Turkey Vulture
Cathartes aura
The Turkey Vulture (Cathartes aura) is a widespread species over most of North, Central, and South America. It is often a common and conspicuous species and one which is familiar to most people. Like its cousin, the Black Vulture, Turkey Vultures feed on carrion and perform a very necessary service as "nature's undertakers". The Turkey Vulture on shown here was spreading his wings on an April morning in south Texas while standing in a patch of wild flowers. This shot was taken in Kenedy Co., Texas with a Canon EOS 1N and EF 600mm F/4 L lens on Fuji Provia film.
The shot shown here shows a Turkey Vulture (left) perched next to a Black Vulture, for an interesting comparison. This shot was taken at the same time and location as the image above.
The shot shown here, and the next two after that one, are digital captures and were all taken in Real Co., Texas, during May, 2003, with a Canon EOS 10D and EF 600mm F/4 L lens. The head of a Black Vulture is visible on the shot to the left.
The shot shown here, and the next two below it, were digital captures in Hidalgo Co., Texas, in April, 2006. These images were taken with a Canon EOS 1D Mark II and EF 600mm F/4 L IS lens.
The shot shown here and the next one were taken in November, 2006, at Aransas National Wildlife Refuge in Aransas Co., Texas, with the same gear as above. Black Vultures are visible in both these images as well.
Birds have a protective membrane, called a nictitating membrane, which that can close over the eye briefly to clean and/or protect it. This is in addition to the eyelid. The Turkey Vulture shown here has briefly closed this membrane and in the shot at right it is open again.
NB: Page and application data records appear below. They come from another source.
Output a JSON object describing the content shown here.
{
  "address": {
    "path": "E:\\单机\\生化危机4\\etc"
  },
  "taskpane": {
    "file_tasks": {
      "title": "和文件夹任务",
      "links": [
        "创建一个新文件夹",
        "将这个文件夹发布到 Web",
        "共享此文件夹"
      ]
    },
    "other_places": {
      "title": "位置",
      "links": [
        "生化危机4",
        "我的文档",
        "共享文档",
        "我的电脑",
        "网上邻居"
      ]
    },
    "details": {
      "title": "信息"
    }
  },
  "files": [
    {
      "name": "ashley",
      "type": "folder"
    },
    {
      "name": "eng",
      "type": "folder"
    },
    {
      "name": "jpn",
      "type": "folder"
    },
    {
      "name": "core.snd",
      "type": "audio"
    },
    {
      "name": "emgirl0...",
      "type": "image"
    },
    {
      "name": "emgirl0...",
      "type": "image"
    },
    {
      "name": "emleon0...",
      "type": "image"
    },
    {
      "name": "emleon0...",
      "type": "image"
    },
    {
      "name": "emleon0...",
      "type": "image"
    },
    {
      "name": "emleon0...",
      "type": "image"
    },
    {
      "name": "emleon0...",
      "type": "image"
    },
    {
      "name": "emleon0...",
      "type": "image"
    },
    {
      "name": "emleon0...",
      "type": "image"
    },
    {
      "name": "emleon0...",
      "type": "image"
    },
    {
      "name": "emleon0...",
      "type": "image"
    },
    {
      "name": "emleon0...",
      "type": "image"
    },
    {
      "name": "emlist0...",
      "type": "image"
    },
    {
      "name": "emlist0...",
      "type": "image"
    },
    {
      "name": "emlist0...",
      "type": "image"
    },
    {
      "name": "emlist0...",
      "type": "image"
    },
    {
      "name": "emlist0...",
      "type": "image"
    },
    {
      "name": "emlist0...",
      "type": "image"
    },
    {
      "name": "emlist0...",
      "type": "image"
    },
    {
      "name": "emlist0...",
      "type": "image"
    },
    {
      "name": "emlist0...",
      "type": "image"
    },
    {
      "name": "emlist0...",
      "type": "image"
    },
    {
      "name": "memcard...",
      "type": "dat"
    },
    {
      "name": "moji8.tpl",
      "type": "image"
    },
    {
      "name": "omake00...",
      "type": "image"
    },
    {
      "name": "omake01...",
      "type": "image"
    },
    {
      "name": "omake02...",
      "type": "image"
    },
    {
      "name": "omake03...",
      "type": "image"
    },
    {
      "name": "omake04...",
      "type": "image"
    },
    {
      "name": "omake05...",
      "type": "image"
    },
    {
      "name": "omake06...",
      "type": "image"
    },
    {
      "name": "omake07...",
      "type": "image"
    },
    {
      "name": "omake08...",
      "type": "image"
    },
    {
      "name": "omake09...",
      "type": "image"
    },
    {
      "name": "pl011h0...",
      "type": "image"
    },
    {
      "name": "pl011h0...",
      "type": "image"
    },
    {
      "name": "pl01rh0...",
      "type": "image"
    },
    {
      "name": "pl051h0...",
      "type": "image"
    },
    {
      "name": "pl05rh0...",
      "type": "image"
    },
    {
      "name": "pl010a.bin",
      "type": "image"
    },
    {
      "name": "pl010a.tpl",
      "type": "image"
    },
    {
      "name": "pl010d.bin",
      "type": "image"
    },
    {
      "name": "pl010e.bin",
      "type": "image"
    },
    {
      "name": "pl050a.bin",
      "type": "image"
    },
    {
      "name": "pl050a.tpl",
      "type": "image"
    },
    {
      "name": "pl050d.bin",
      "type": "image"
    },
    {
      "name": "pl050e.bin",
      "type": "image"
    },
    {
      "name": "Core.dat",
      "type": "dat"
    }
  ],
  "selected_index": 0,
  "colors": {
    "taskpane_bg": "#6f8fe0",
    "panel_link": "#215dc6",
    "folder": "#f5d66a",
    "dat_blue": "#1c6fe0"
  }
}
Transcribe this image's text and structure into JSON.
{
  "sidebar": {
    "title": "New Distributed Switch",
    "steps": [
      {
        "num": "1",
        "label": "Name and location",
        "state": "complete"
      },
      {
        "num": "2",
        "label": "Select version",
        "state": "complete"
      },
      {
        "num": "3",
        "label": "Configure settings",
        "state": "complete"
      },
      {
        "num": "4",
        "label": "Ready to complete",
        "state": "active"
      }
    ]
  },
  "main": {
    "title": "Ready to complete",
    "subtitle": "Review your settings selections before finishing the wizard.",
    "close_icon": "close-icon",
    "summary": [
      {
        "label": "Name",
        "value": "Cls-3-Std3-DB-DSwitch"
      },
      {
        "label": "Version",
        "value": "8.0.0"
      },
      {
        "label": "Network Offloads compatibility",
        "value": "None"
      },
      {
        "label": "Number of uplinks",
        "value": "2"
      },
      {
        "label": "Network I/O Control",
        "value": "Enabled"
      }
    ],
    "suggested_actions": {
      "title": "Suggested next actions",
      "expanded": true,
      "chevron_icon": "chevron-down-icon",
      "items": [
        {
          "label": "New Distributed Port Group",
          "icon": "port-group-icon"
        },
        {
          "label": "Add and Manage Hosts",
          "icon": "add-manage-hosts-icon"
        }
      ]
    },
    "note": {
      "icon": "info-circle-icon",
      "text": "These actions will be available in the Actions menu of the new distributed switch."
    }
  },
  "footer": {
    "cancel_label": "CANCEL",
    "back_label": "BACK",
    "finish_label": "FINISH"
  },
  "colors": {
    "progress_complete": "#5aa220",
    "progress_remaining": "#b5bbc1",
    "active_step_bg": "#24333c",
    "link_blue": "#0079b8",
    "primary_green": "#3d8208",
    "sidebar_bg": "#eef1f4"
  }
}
These 2 shots, and the next 2 below, show Turkey Vultures at Big Band National Park, Brewster Co., Texas, in May, 2010.
The Turkey Vulture in flight on the right was taken in eastern Travis Co., Texas, in January, 2011, with a Canon EOS 1D Mark IV and an EF 800mm F/5.6 L IS lens.